With no end in sight for data breaches, IT security is certainly experiencing it's 15 minutes of fame at the moment but perhaps not for the reasons it would like. This proliferation of data breaches would seem to suggest that companies haven't managed to get their security quite right yet so isn't it time we looked at why that might be?
There is a plethora of security solutions on the market at the moment from IT security vendors, niche vendors and the bigger, more generalist IT vendors. This is absolutely as it should be because there is also a plethora of security challenges to match those solutions. Indeed, there is no silver bullet when it comes to security so having a myriad of choice is great for the customer and something they should embrace. It means that they can choose the right combination of solutions for their needs. Unfortunately, that's a bit more complicated than it might first appear.
Security is a complicated thing and no one can blame a customer for wanting to invest in just one technology. It means that they only have to buy one solution and commit to one contract, which could make good financial sense. And it means that their IT teams only need to be trained up on and manage that one solution which might make a lot of sense from a resource point of view. But the simple truth is that investing in just one security solution probably means one of two things - either you're covered in one particular area of security well but no others, or you're covered across the board but thinly.
When you think about true end-to-end security, it includes a huge volume of solution areas including privilege access, network access control, firewalls, threat detection, alerting systems, mobile data security and much, much more. For full end-to-end vulnerability management, you need layers of security.

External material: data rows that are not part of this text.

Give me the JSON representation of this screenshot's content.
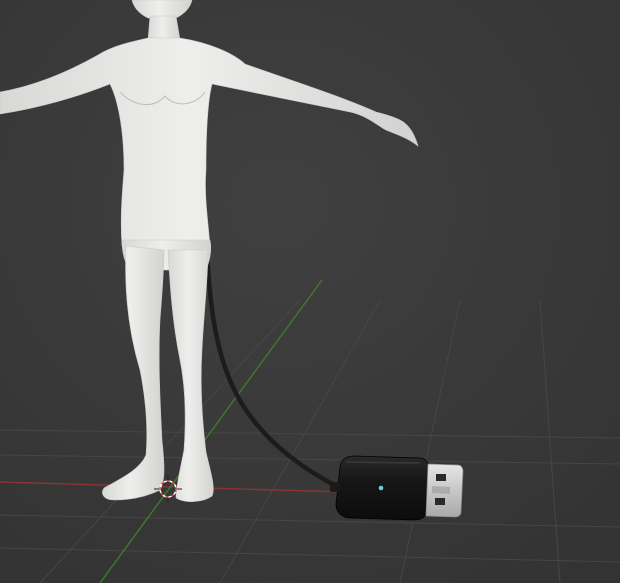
{
  "viewport": {
    "background_color": "#3d3d3d",
    "grid_color": "#454545",
    "x_axis_color": "#8a3434",
    "y_axis_color": "#3f7a2a"
  },
  "scene": {
    "figure_color": "#e6e6e4",
    "cable_color": "#1e1e1e",
    "device_body_color": "#161616",
    "usb_plug_color": "#d2d2d2",
    "status_led_color": "#5fd3e6"
  },
  "icons": {
    "origin_cursor": "3d-cursor-icon"
  }
}
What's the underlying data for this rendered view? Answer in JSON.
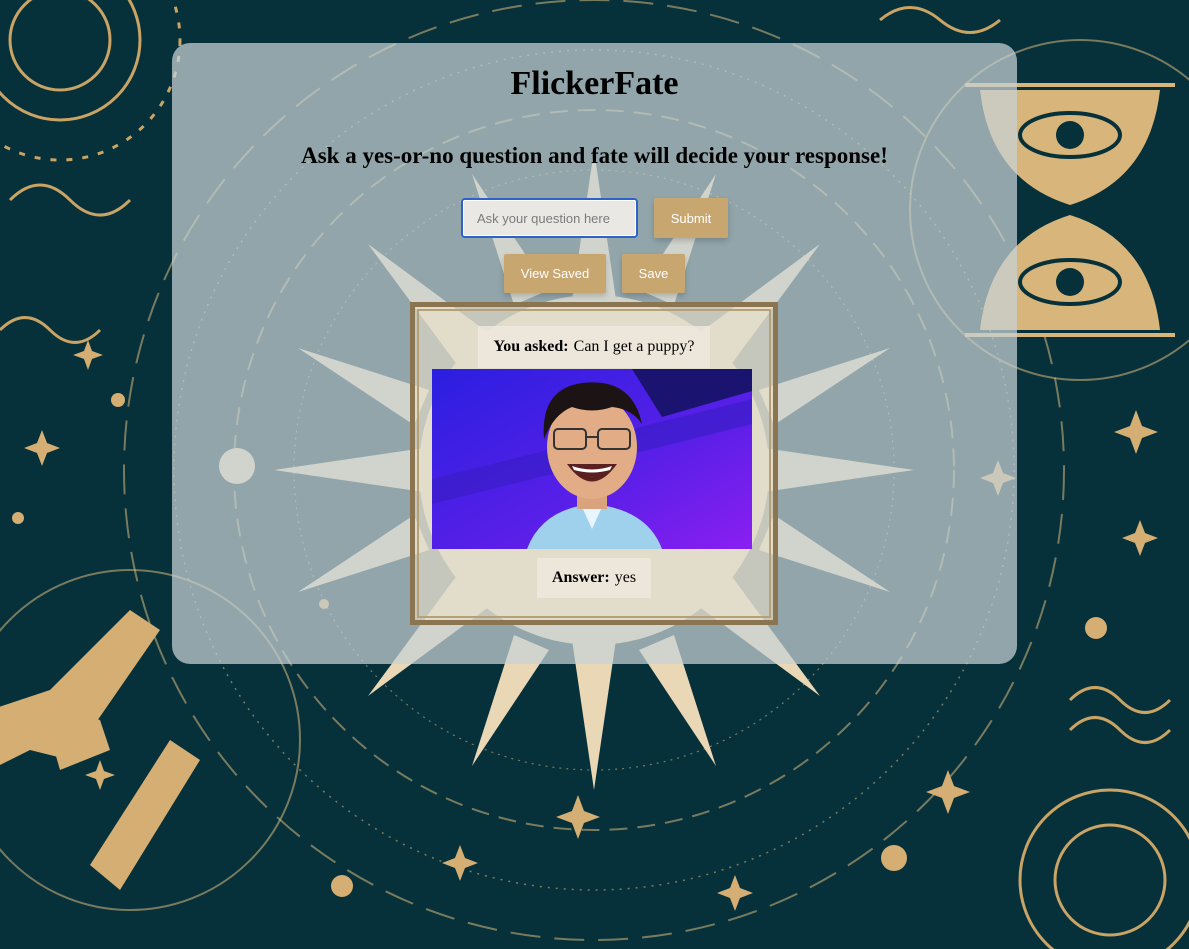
{
  "app": {
    "title": "FlickerFate",
    "subtitle": "Ask a yes-or-no question and fate will decide your response!"
  },
  "form": {
    "question_placeholder": "Ask your question here",
    "question_value": "",
    "submit_label": "Submit",
    "view_saved_label": "View Saved",
    "save_label": "Save"
  },
  "result": {
    "asked_label": "You asked:",
    "question": "Can I get a puppy?",
    "answer_label": "Answer:",
    "answer": "yes"
  },
  "theme": {
    "background": "#06303a",
    "accent_gold": "#c8a670",
    "panel": "#c8d2d6",
    "frame": "#8a7550"
  },
  "icons": [
    "sun-illustration",
    "eye-hourglass-illustration",
    "hands-illustration",
    "moon-icon",
    "star-icon"
  ]
}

Embracing this concept of security layers and buying the right tools for the right jobs is going to be what saves companies from data breaches. If you think about a Swiss Army knife, there is a limit to the amount of tools attached to the device before it becomes unusable and the same is true of security solutions. There's a reason why a hammer doesn't come with a 500 page manual - because the job it does is clear for all to see, that's the beauty of it and that's arguably why it's been around so long. We need to adopt the same mindset for security solutions - buy the right set of tools for your particular IT security challenges but, and this is the key to success, make sure they integrate.

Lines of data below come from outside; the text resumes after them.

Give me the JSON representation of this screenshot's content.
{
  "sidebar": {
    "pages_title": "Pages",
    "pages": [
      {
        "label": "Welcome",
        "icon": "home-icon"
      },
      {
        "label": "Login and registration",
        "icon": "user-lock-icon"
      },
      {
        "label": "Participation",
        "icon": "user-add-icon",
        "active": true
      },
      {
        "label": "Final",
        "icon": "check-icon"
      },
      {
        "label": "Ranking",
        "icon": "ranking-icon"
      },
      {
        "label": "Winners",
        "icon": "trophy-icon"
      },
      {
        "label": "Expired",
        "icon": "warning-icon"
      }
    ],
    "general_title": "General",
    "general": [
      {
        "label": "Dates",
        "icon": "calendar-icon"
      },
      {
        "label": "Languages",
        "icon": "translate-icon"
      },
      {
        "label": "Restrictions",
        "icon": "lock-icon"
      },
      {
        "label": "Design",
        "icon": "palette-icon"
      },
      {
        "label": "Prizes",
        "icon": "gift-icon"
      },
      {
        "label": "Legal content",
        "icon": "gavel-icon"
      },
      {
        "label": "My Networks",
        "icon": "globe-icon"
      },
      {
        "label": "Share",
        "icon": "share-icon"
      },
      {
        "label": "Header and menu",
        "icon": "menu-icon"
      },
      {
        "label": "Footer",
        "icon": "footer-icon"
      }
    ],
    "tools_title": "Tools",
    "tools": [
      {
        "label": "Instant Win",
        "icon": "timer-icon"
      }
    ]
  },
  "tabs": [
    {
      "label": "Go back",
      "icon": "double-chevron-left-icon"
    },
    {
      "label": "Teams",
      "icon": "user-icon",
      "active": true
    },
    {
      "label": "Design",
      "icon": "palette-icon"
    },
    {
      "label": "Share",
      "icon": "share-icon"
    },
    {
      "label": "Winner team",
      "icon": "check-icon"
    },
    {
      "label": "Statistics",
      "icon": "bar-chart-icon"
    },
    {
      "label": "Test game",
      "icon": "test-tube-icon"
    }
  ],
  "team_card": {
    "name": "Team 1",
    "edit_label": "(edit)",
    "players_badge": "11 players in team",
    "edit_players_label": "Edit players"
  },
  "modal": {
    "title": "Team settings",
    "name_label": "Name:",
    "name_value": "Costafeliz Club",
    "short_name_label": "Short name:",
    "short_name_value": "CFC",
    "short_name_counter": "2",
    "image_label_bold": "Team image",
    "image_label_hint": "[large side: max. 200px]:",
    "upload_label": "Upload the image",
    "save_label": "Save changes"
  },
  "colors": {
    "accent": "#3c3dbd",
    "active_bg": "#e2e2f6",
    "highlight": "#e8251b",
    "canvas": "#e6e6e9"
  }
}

There's nothing worse than a fantastic tool that gives great insights to the IT team but that doesn't integrate into the reporting system, for instance, so it becomes immediately less effective. It's imperative that whatever technologies you choose, you ensure that you can take the data out of them and combine it with other systems to get a holistic view of your security. The more visibility you have of something, the better decisions you can make and the better integrated your systems, the quicker you'll get that visibility and the quicker you'll be able to make those decisions.
One way to ensure that the different technology solutions you invest in will work together seamlessly is to clarify before purchase by asking the right questions of the vendors you're considering. You can also test this during the proof-of-concept stage. But it's also worth considering enlisting the help of a Systems Integrator (SI); they have a wealth of knowledge of what works well together and it's their job to be well-versed in the latest technologies. The security industry is moving at an incredibly fast pace so it's wise to get help navigating the various technologies and platforms available so that you can choose the correct products and solutions for your business. And of course, making integration central to your IT security strategy has the added benefit of future-proofing your business as you will easily be able to add additional tools as and when new vulnerabilities come to light.

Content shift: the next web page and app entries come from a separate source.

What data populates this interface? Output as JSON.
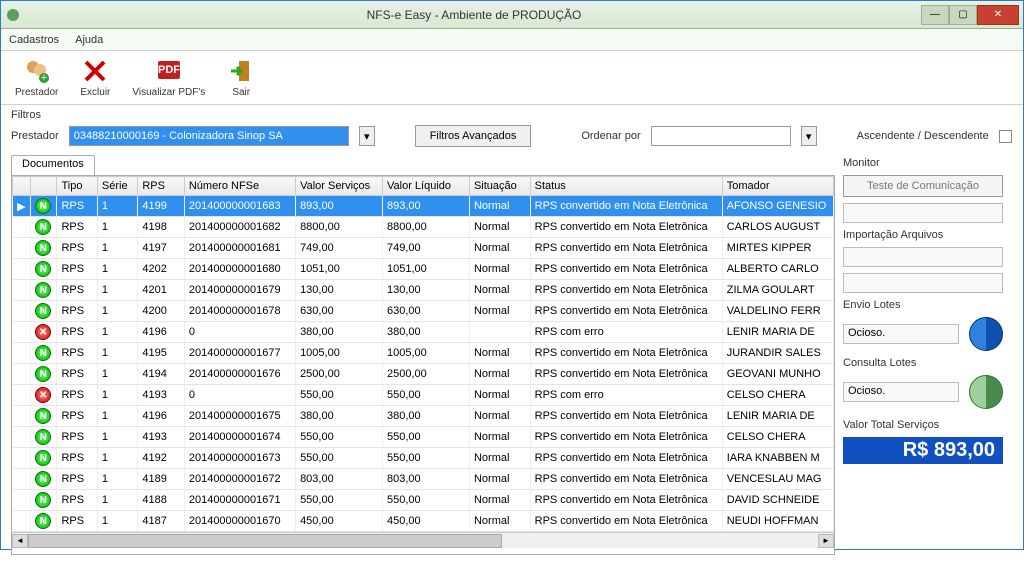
{
  "window": {
    "title": "NFS-e Easy - Ambiente de PRODUÇÃO"
  },
  "menu": {
    "cadastros": "Cadastros",
    "ajuda": "Ajuda"
  },
  "toolbar": {
    "prestador": "Prestador",
    "excluir": "Excluir",
    "visualizar": "Visualizar PDF's",
    "sair": "Sair"
  },
  "filtros": {
    "section": "Filtros",
    "prestador_label": "Prestador",
    "prestador_value": "03488210000169 - Colonizadora Sinop SA",
    "avancados": "Filtros Avançados",
    "ordenar_label": "Ordenar por",
    "asc_desc": "Ascendente / Descendente"
  },
  "tabs": {
    "documentos": "Documentos"
  },
  "columns": {
    "c0": "",
    "c1": "",
    "c2": "Tipo",
    "c3": "Série",
    "c4": "RPS",
    "c5": "Número NFSe",
    "c6": "Valor Serviços",
    "c7": "Valor Líquido",
    "c8": "Situação",
    "c9": "Status",
    "c10": "Tomador"
  },
  "rows": [
    {
      "ok": true,
      "tipo": "RPS",
      "serie": "1",
      "rps": "4199",
      "nfse": "201400000001683",
      "vs": "893,00",
      "vl": "893,00",
      "sit": "Normal",
      "status": "RPS convertido em Nota Eletrônica",
      "tom": "AFONSO GENESIO"
    },
    {
      "ok": true,
      "tipo": "RPS",
      "serie": "1",
      "rps": "4198",
      "nfse": "201400000001682",
      "vs": "8800,00",
      "vl": "8800,00",
      "sit": "Normal",
      "status": "RPS convertido em Nota Eletrônica",
      "tom": "CARLOS AUGUST"
    },
    {
      "ok": true,
      "tipo": "RPS",
      "serie": "1",
      "rps": "4197",
      "nfse": "201400000001681",
      "vs": "749,00",
      "vl": "749,00",
      "sit": "Normal",
      "status": "RPS convertido em Nota Eletrônica",
      "tom": "MIRTES KIPPER"
    },
    {
      "ok": true,
      "tipo": "RPS",
      "serie": "1",
      "rps": "4202",
      "nfse": "201400000001680",
      "vs": "1051,00",
      "vl": "1051,00",
      "sit": "Normal",
      "status": "RPS convertido em Nota Eletrônica",
      "tom": "ALBERTO CARLO"
    },
    {
      "ok": true,
      "tipo": "RPS",
      "serie": "1",
      "rps": "4201",
      "nfse": "201400000001679",
      "vs": "130,00",
      "vl": "130,00",
      "sit": "Normal",
      "status": "RPS convertido em Nota Eletrônica",
      "tom": "ZILMA GOULART"
    },
    {
      "ok": true,
      "tipo": "RPS",
      "serie": "1",
      "rps": "4200",
      "nfse": "201400000001678",
      "vs": "630,00",
      "vl": "630,00",
      "sit": "Normal",
      "status": "RPS convertido em Nota Eletrônica",
      "tom": "VALDELINO FERR"
    },
    {
      "ok": false,
      "tipo": "RPS",
      "serie": "1",
      "rps": "4196",
      "nfse": "0",
      "vs": "380,00",
      "vl": "380,00",
      "sit": "",
      "status": "RPS com erro",
      "tom": "LENIR MARIA DE"
    },
    {
      "ok": true,
      "tipo": "RPS",
      "serie": "1",
      "rps": "4195",
      "nfse": "201400000001677",
      "vs": "1005,00",
      "vl": "1005,00",
      "sit": "Normal",
      "status": "RPS convertido em Nota Eletrônica",
      "tom": "JURANDIR SALES"
    },
    {
      "ok": true,
      "tipo": "RPS",
      "serie": "1",
      "rps": "4194",
      "nfse": "201400000001676",
      "vs": "2500,00",
      "vl": "2500,00",
      "sit": "Normal",
      "status": "RPS convertido em Nota Eletrônica",
      "tom": "GEOVANI MUNHO"
    },
    {
      "ok": false,
      "tipo": "RPS",
      "serie": "1",
      "rps": "4193",
      "nfse": "0",
      "vs": "550,00",
      "vl": "550,00",
      "sit": "Normal",
      "status": "RPS com erro",
      "tom": "CELSO CHERA"
    },
    {
      "ok": true,
      "tipo": "RPS",
      "serie": "1",
      "rps": "4196",
      "nfse": "201400000001675",
      "vs": "380,00",
      "vl": "380,00",
      "sit": "Normal",
      "status": "RPS convertido em Nota Eletrônica",
      "tom": "LENIR MARIA DE"
    },
    {
      "ok": true,
      "tipo": "RPS",
      "serie": "1",
      "rps": "4193",
      "nfse": "201400000001674",
      "vs": "550,00",
      "vl": "550,00",
      "sit": "Normal",
      "status": "RPS convertido em Nota Eletrônica",
      "tom": "CELSO CHERA"
    },
    {
      "ok": true,
      "tipo": "RPS",
      "serie": "1",
      "rps": "4192",
      "nfse": "201400000001673",
      "vs": "550,00",
      "vl": "550,00",
      "sit": "Normal",
      "status": "RPS convertido em Nota Eletrônica",
      "tom": "IARA KNABBEN M"
    },
    {
      "ok": true,
      "tipo": "RPS",
      "serie": "1",
      "rps": "4189",
      "nfse": "201400000001672",
      "vs": "803,00",
      "vl": "803,00",
      "sit": "Normal",
      "status": "RPS convertido em Nota Eletrônica",
      "tom": "VENCESLAU MAG"
    },
    {
      "ok": true,
      "tipo": "RPS",
      "serie": "1",
      "rps": "4188",
      "nfse": "201400000001671",
      "vs": "550,00",
      "vl": "550,00",
      "sit": "Normal",
      "status": "RPS convertido em Nota Eletrônica",
      "tom": "DAVID SCHNEIDE"
    },
    {
      "ok": true,
      "tipo": "RPS",
      "serie": "1",
      "rps": "4187",
      "nfse": "201400000001670",
      "vs": "450,00",
      "vl": "450,00",
      "sit": "Normal",
      "status": "RPS convertido em Nota Eletrônica",
      "tom": "NEUDI HOFFMAN"
    }
  ],
  "monitor": {
    "label": "Monitor",
    "teste": "Teste  de Comunicação",
    "importacao": "Importação Arquivos",
    "envio": "Envio Lotes",
    "envio_status": "Ocioso.",
    "consulta": "Consulta Lotes",
    "consulta_status": "Ocioso.",
    "total_label": "Valor Total Serviços",
    "total_value": "R$ 893,00"
  }
}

Contributed by Brian Chappell, technical services director, EMEA, BeyondTrust